▶ PROMPT: Return each line of the data below unchanged, please.

= Beginning of Section =

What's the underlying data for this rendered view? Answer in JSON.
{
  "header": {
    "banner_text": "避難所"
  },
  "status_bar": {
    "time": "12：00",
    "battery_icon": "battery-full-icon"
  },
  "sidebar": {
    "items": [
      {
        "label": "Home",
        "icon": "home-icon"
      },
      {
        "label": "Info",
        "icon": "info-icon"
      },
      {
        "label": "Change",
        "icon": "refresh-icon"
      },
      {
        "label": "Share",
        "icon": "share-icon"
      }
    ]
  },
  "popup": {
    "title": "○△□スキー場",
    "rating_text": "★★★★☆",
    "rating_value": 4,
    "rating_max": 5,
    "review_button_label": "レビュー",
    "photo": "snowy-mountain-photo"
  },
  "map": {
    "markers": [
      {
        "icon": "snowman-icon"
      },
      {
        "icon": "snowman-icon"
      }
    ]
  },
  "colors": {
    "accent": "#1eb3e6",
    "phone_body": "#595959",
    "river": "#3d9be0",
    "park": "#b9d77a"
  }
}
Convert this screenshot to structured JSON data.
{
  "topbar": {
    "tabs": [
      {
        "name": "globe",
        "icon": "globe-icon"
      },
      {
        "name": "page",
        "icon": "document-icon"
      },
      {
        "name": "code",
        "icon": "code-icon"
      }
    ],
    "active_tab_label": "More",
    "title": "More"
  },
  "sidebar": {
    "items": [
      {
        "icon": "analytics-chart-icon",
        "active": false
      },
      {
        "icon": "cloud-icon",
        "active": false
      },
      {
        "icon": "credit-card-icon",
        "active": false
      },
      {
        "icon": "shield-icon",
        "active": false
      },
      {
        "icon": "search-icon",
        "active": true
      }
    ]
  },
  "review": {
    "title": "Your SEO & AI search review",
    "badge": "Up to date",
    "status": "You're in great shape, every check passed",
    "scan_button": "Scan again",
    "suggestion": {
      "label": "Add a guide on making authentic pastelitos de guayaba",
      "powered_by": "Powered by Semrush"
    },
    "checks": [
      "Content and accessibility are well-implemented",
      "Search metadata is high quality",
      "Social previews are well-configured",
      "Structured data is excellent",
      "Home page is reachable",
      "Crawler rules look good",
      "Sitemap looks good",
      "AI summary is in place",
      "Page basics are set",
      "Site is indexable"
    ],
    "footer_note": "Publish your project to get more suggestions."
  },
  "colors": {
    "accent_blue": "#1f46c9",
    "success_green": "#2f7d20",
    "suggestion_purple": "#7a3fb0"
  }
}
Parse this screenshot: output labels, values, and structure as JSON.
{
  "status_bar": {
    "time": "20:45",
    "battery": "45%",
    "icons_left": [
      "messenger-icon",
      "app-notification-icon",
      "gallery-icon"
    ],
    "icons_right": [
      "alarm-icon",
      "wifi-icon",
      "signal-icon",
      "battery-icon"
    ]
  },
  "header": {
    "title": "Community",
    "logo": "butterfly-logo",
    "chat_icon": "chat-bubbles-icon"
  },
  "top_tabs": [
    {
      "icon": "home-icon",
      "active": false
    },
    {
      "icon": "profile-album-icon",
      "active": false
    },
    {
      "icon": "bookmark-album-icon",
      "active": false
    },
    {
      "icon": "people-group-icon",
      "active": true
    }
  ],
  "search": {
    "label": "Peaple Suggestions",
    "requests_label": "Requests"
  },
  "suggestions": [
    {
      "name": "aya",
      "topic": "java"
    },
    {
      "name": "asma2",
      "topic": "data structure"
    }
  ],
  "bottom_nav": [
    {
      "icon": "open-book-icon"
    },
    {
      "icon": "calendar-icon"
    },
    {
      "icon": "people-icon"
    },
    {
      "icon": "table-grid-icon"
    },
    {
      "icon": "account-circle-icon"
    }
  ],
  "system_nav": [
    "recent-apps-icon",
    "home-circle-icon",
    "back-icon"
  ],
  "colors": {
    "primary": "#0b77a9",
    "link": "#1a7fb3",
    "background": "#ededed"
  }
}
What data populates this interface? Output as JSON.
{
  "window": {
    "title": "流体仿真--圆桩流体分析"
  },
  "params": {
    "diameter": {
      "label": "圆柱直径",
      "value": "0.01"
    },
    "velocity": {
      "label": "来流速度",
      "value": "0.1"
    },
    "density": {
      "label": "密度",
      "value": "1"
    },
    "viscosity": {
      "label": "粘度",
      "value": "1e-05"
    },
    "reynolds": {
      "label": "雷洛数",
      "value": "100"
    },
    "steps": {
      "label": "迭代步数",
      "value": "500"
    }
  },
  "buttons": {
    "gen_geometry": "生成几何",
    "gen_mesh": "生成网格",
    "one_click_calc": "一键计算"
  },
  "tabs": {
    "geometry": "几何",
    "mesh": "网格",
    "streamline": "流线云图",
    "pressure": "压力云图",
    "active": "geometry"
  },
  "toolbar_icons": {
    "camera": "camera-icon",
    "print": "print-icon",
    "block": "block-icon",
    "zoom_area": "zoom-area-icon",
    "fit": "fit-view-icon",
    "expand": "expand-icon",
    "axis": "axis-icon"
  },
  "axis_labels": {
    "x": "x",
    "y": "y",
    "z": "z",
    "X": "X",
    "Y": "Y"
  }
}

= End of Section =

▶ WRITTEN SOLUTION:
What's the underlying data for this rendered view? Answer in JSON.
{
  "header": {
    "banner_text": "避難所"
  },
  "status_bar": {
    "time": "12：00",
    "battery_icon": "battery-full-icon"
  },
  "sidebar": {
    "items": [
      {
        "label": "Home",
        "icon": "home-icon"
      },
      {
        "label": "Info",
        "icon": "info-icon"
      },
      {
        "label": "Change",
        "icon": "refresh-icon"
      },
      {
        "label": "Share",
        "icon": "share-icon"
      }
    ]
  },
  "popup": {
    "title": "○△□スキー場",
    "rating_text": "★★★★☆",
    "rating_value": 4,
    "rating_max": 5,
    "review_button_label": "レビュー",
    "photo": "snowy-mountain-photo"
  },
  "map": {
    "markers": [
      {
        "icon": "snowman-icon"
      },
      {
        "icon": "snowman-icon"
      }
    ]
  },
  "colors": {
    "accent": "#1eb3e6",
    "phone_body": "#595959",
    "river": "#3d9be0",
    "park": "#b9d77a"
  }
}
Convert this screenshot to structured JSON data.
{
  "topbar": {
    "tabs": [
      {
        "name": "globe",
        "icon": "globe-icon"
      },
      {
        "name": "page",
        "icon": "document-icon"
      },
      {
        "name": "code",
        "icon": "code-icon"
      }
    ],
    "active_tab_label": "More",
    "title": "More"
  },
  "sidebar": {
    "items": [
      {
        "icon": "analytics-chart-icon",
        "active": false
      },
      {
        "icon": "cloud-icon",
        "active": false
      },
      {
        "icon": "credit-card-icon",
        "active": false
      },
      {
        "icon": "shield-icon",
        "active": false
      },
      {
        "icon": "search-icon",
        "active": true
      }
    ]
  },
  "review": {
    "title": "Your SEO & AI search review",
    "badge": "Up to date",
    "status": "You're in great shape, every check passed",
    "scan_button": "Scan again",
    "suggestion": {
      "label": "Add a guide on making authentic pastelitos de guayaba",
      "powered_by": "Powered by Semrush"
    },
    "checks": [
      "Content and accessibility are well-implemented",
      "Search metadata is high quality",
      "Social previews are well-configured",
      "Structured data is excellent",
      "Home page is reachable",
      "Crawler rules look good",
      "Sitemap looks good",
      "AI summary is in place",
      "Page basics are set",
      "Site is indexable"
    ],
    "footer_note": "Publish your project to get more suggestions."
  },
  "colors": {
    "accent_blue": "#1f46c9",
    "success_green": "#2f7d20",
    "suggestion_purple": "#7a3fb0"
  }
}
Parse this screenshot: output labels, values, and structure as JSON.
{
  "status_bar": {
    "time": "20:45",
    "battery": "45%",
    "icons_left": [
      "messenger-icon",
      "app-notification-icon",
      "gallery-icon"
    ],
    "icons_right": [
      "alarm-icon",
      "wifi-icon",
      "signal-icon",
      "battery-icon"
    ]
  },
  "header": {
    "title": "Community",
    "logo": "butterfly-logo",
    "chat_icon": "chat-bubbles-icon"
  },
  "top_tabs": [
    {
      "icon": "home-icon",
      "active": false
    },
    {
      "icon": "profile-album-icon",
      "active": false
    },
    {
      "icon": "bookmark-album-icon",
      "active": false
    },
    {
      "icon": "people-group-icon",
      "active": true
    }
  ],
  "search": {
    "label": "Peaple Suggestions",
    "requests_label": "Requests"
  },
  "suggestions": [
    {
      "name": "aya",
      "topic": "java"
    },
    {
      "name": "asma2",
      "topic": "data structure"
    }
  ],
  "bottom_nav": [
    {
      "icon": "open-book-icon"
    },
    {
      "icon": "calendar-icon"
    },
    {
      "icon": "people-icon"
    },
    {
      "icon": "table-grid-icon"
    },
    {
      "icon": "account-circle-icon"
    }
  ],
  "system_nav": [
    "recent-apps-icon",
    "home-circle-icon",
    "back-icon"
  ],
  "colors": {
    "primary": "#0b77a9",
    "link": "#1a7fb3",
    "background": "#ededed"
  }
}
What data populates this interface? Output as JSON.
{
  "window": {
    "title": "流体仿真--圆桩流体分析"
  },
  "params": {
    "diameter": {
      "label": "圆柱直径",
      "value": "0.01"
    },
    "velocity": {
      "label": "来流速度",
      "value": "0.1"
    },
    "density": {
      "label": "密度",
      "value": "1"
    },
    "viscosity": {
      "label": "粘度",
      "value": "1e-05"
    },
    "reynolds": {
      "label": "雷洛数",
      "value": "100"
    },
    "steps": {
      "label": "迭代步数",
      "value": "500"
    }
  },
  "buttons": {
    "gen_geometry": "生成几何",
    "gen_mesh": "生成网格",
    "one_click_calc": "一键计算"
  },
  "tabs": {
    "geometry": "几何",
    "mesh": "网格",
    "streamline": "流线云图",
    "pressure": "压力云图",
    "active": "geometry"
  },
  "toolbar_icons": {
    "camera": "camera-icon",
    "print": "print-icon",
    "block": "block-icon",
    "zoom_area": "zoom-area-icon",
    "fit": "fit-view-icon",
    "expand": "expand-icon",
    "axis": "axis-icon"
  },
  "axis_labels": {
    "x": "x",
    "y": "y",
    "z": "z",
    "X": "X",
    "Y": "Y"
  }
}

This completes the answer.